Immerse yourself in the story of Irish immigration during the years of Ireland’s Great Hunger with a trip to the Dunbrody Famine Ship and Irish Emigrant Experience in New Ross, County Wexford. The Dunbrody is an authentic reproduction of an 1840s emigrant ship, which ferried the Irish to new lives in Canada and beyond. Historical enactors will take you on the immigrant journey, from departure to the voyage to arrival in the new world. 

The Kennedy Homestead. Photo: Brian Morrison

The Kennedy Homestead. Photo: Brian Morrison

One of the thousands of people who emigrated from New Ross was a man named Patrick Kennedy, who set sail for Boston in 1848. One hundred and twelve years later, his great-grandson, John F. Kennedy, became President of the United States. The Kennedy family’s homestead still exists in Dunganstown, County Wexford and offers a fascinating glimpse into the humble origins of one of the most influential families in American history. JFK himself visited the homestead in June of 1963, meeting with long-lost relatives - it was a major part of what made his Irish visit “one of the most moving experiences” of his life.

Hook Head Lighthouse. Photo: Failte Ireland

Hook Head Lighthouse. Photo: Failte Ireland

Take in Wexford’s breathtaking coastal scenery with an excursion to Hook Head, a headland on the Hook Peninsula, just 30 miles outside of Wexford town. There sits Hook Head Lighthouse, the second-oldest operating lighthouse in the whole world. It was built in the 12th century, by Strongbow’s son-in-law William Marshall and was initially maintained by a group of monks. Take in the view of rolling waves and the Ancient East coastline for miles around from the top of Hook Lighthouse.

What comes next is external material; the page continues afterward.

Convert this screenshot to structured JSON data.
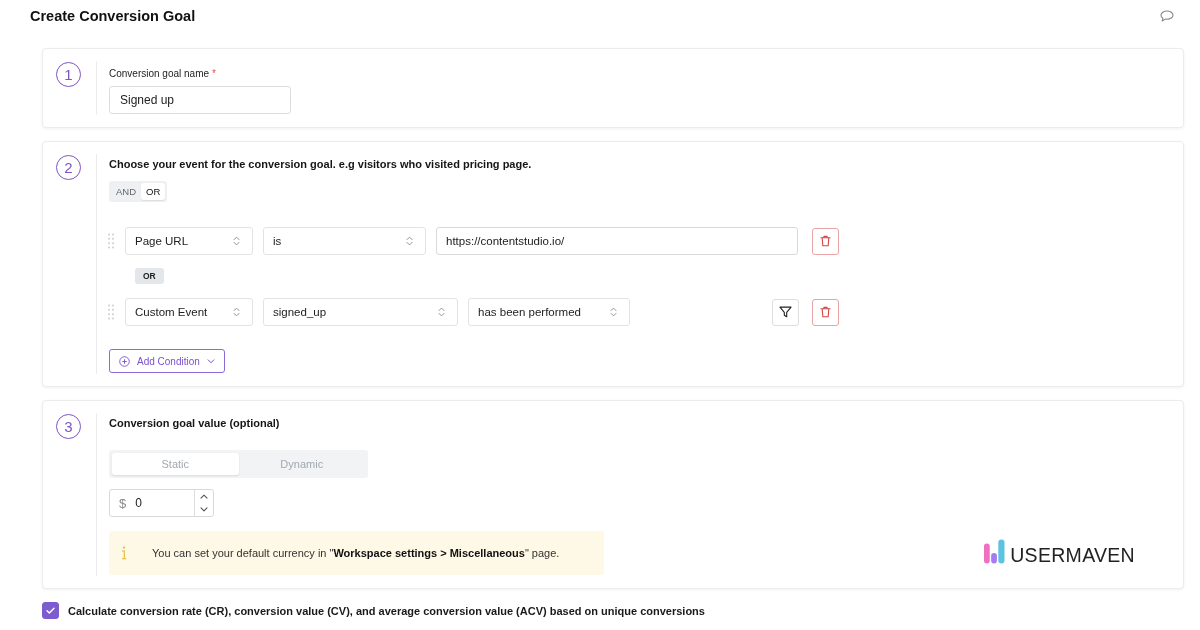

The Yard, Wexford. Photo: TheYard.ie

The Yard, Wexford. Photo: TheYard.ie

Back in Wexford Town, enjoy some elevated local Irish cuisine at La Côte, an acclaimed seafood restaurant run by husband and wife team Paul and Edwina Hynes. The menu features fresh seafood from Kilmore Quay and local produce. For a more casual vibe, try The Yard for their extensive wine list and menu with fruits and vegetables grown in their very own garden. 

The Sky and the Ground. Photo: Colin Park

The Sky and the Ground. Photo: Colin Park

For the authentic Irish pub experience, end your night with a pint and a traditional Irish music session at one of Wexford’s beloved pubs like Maggie May’s or The Sky and the Ground. 

Get more travel ideas for Wexford and Ireland’s Ancient East on Ireland.com 

Fireworks over Wexford for the Wexford Festival OperaTourism Ireland